Given the function of the F-35 as a sensor platform, information management is becoming increasingly important. It is plausible to suggest that with all of the avionics and systems flying becomes easier, but the necessary skills for flying remain unchanged. Having a strong personality with initiative, perseverance, decisiveness, good analytical skills and the ability to be a team player will remain essential and indispensable characteristics for all future Dutch fighter pilots, as they are for today’s pilots.
The Royal Netherlands Air Force would like to see more young people pursuing their dream of becoming a fighter pilot, but in reality many young Dutch people consider this to be unattainable, and may be discouraged from attempting to realise their dream. Consequently, a new recruitment campaign seeks to make it clear that pilots serving with the Royal Netherlands Air Force are ordinary men and women, and that anyone who applies with the right attitude and prior education can start a career within it.
With 14 NATO partners in the ENJJPT programme the 80th FTW is still planning for further growth. Discussing the potential growth, Col Andrea Themely said the wing’s deputy operations group commander had visited an international pilot training convention in the UK and talked to several NATO partners who are not part of the ENJJPT programme. She said: “We are always looking to expand ENJJPT.”
That said, there are big issues to tackle, not least the shortage of fighter pilots. To close the gap, ENJJPT has contracted more IPs and classes have been enlarged so more pilots can graduate. Grounding of the T-6A fleet this year due to hypoxia-related incidents was a major setback for AETC’s entire pilot output and especially for student pilots undergoing Phase 2.
Discussing the grounding, Col Themely said the wing ran full-day simulator training programmes during the period while the T-6s were grounded to allow students to continue their training. She said: “Although the problems had not been solved, training and flying the T-6 at Sheppard Air Force Base started again by the end of February. For Class 18-07 this meant completing Phase 2 by missing a couple of T-6 flights.”
Besides increasing its pilot output, the 80th FTW is also working towards replacing its T-38s, the maintenance costs for which continue to rise each year: 14.6% since 2016. It’s important to realise that the T-38Cs assigned to the wing and ENJJPT are flown more than at any other AETC base, and that the Talon fleet at Sheppard is also 11 years older than at other bases. Its successor, the brand-new Boeing BTX-1, will provide a big improvement for training future pilots, especially for the 80th FTW; eight of the 14 NATO ENJJPT partners have selected the F-35 Lightning II.
Speaking about the future, Col Themely said: “The T-X syllabus will allow us to advance our training significantly beyond what we are currently using in the T-38. The T-X will help to strengthen and improve training for US and NATO pilots heading to fifth-generation fighters.”

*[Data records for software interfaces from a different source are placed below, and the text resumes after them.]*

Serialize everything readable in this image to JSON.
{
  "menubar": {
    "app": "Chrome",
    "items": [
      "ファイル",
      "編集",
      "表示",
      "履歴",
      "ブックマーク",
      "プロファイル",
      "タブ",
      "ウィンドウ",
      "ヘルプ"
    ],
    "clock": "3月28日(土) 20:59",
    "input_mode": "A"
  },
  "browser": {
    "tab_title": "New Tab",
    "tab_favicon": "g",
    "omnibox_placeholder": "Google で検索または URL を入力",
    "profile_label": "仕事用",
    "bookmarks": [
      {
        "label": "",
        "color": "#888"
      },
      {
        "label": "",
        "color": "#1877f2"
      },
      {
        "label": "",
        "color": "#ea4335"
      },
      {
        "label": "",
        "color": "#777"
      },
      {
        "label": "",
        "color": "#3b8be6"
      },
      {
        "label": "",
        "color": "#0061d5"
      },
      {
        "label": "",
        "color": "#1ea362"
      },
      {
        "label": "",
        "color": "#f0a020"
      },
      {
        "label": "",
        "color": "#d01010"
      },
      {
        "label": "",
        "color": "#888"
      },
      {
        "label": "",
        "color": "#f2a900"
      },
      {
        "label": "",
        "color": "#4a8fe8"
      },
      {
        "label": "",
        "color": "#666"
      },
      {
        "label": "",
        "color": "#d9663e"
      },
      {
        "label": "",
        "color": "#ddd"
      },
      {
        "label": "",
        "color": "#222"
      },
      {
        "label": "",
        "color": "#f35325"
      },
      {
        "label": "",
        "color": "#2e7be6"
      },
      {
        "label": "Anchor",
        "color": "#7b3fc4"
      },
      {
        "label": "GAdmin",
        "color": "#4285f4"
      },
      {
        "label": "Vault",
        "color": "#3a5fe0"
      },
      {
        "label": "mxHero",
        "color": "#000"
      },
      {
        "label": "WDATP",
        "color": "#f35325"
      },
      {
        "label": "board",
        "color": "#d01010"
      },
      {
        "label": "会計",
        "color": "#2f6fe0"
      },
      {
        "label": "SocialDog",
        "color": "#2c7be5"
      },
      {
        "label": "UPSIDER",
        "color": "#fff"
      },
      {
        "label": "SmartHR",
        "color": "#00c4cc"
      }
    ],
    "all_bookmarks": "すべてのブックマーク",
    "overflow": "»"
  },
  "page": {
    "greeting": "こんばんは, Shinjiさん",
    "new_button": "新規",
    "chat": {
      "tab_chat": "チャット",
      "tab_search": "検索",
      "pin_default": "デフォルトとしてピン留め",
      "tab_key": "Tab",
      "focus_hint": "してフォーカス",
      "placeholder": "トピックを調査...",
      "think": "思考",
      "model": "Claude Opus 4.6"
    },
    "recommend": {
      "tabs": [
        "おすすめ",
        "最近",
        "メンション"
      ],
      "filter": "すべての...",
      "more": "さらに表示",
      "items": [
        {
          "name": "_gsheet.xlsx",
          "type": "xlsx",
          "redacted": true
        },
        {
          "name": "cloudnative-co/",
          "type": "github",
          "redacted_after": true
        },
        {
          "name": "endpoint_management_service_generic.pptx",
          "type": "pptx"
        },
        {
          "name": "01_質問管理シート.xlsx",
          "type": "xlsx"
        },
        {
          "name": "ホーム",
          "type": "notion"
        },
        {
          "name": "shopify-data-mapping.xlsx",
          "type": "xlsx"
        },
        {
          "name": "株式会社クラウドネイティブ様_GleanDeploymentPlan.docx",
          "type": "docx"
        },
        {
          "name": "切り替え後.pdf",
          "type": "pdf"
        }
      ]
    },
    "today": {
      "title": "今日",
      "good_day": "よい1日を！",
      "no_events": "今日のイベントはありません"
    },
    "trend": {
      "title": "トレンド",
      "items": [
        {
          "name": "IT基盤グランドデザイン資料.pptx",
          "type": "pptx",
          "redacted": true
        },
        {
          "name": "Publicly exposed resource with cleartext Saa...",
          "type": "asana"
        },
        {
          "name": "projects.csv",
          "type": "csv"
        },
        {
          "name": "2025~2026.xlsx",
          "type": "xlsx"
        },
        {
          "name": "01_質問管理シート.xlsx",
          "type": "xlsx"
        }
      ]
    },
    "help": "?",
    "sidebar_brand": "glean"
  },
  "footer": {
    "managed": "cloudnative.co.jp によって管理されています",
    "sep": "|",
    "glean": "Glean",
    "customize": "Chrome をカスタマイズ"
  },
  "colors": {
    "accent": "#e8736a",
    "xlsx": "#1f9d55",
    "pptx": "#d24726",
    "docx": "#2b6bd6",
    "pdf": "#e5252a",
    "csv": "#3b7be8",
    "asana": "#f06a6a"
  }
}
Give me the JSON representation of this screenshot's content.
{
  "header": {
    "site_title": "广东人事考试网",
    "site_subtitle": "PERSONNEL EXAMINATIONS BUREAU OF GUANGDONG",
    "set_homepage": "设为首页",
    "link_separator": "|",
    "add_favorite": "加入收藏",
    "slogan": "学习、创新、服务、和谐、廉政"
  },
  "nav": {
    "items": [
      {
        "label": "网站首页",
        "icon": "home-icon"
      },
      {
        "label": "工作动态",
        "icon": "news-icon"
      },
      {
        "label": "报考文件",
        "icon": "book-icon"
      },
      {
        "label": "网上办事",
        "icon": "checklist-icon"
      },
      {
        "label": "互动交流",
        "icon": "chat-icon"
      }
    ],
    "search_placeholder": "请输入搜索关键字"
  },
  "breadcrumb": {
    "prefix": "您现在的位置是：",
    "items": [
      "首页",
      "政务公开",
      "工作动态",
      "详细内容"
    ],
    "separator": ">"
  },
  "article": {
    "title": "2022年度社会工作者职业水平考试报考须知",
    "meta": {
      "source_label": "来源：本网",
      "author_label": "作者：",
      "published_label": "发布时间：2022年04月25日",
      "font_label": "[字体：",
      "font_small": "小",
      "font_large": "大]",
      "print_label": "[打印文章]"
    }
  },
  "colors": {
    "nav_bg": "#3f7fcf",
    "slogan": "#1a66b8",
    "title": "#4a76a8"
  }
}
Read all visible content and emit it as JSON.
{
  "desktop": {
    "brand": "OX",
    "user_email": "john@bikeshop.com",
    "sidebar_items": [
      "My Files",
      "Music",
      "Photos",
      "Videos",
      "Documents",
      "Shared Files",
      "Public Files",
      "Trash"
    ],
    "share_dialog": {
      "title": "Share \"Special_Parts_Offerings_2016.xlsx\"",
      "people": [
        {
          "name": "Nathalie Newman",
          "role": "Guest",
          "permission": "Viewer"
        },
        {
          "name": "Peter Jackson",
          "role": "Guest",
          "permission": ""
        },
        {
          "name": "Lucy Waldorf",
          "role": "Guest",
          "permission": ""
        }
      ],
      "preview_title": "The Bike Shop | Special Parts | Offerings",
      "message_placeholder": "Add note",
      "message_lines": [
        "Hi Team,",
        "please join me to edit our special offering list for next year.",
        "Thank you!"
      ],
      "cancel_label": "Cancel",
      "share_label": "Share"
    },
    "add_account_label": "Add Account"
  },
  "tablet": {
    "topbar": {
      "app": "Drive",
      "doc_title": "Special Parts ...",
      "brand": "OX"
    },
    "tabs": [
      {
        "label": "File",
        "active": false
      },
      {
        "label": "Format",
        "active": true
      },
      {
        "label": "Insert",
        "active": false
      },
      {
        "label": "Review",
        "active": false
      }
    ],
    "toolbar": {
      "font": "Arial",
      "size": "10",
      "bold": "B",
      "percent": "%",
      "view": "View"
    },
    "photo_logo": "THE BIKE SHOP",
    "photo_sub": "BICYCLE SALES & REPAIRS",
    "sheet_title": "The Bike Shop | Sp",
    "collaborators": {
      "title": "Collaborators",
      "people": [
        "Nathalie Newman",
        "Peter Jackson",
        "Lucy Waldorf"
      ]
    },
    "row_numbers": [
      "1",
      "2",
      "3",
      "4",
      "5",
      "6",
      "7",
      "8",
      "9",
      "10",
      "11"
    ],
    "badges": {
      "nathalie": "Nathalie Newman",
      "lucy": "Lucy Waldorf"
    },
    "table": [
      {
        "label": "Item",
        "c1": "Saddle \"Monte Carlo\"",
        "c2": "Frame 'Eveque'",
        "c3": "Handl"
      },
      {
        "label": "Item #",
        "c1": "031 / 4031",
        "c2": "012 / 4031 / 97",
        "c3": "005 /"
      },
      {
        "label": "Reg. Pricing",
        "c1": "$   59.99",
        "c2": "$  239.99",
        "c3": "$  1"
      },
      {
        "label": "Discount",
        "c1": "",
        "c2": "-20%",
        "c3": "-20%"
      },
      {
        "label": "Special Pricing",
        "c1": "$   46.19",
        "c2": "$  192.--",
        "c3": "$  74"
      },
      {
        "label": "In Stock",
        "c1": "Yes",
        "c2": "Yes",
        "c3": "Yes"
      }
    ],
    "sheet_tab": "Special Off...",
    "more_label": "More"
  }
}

Under a current plan, Randolph Air Force Base outside of San Antonio, Texas, will receive the first Boeing BTX-1 aircraft; Randolph is home of AETC and the 12th FTW. No announcement has been made about when the 80th FTW can expect the BTX-1 trainer. Once the aircraft has arrived at Sheppard, it will put the ENJJPT at the forefront of international pilot training programmes and strengthen the alliances. Colonel Themely is clear about the Dutch partners: “I like their culture: for example, the King’s Birthday celebration. Most of all, they’re hardworking professionals and focused on quality. As Americans, we can learn a lot from the Dutch.”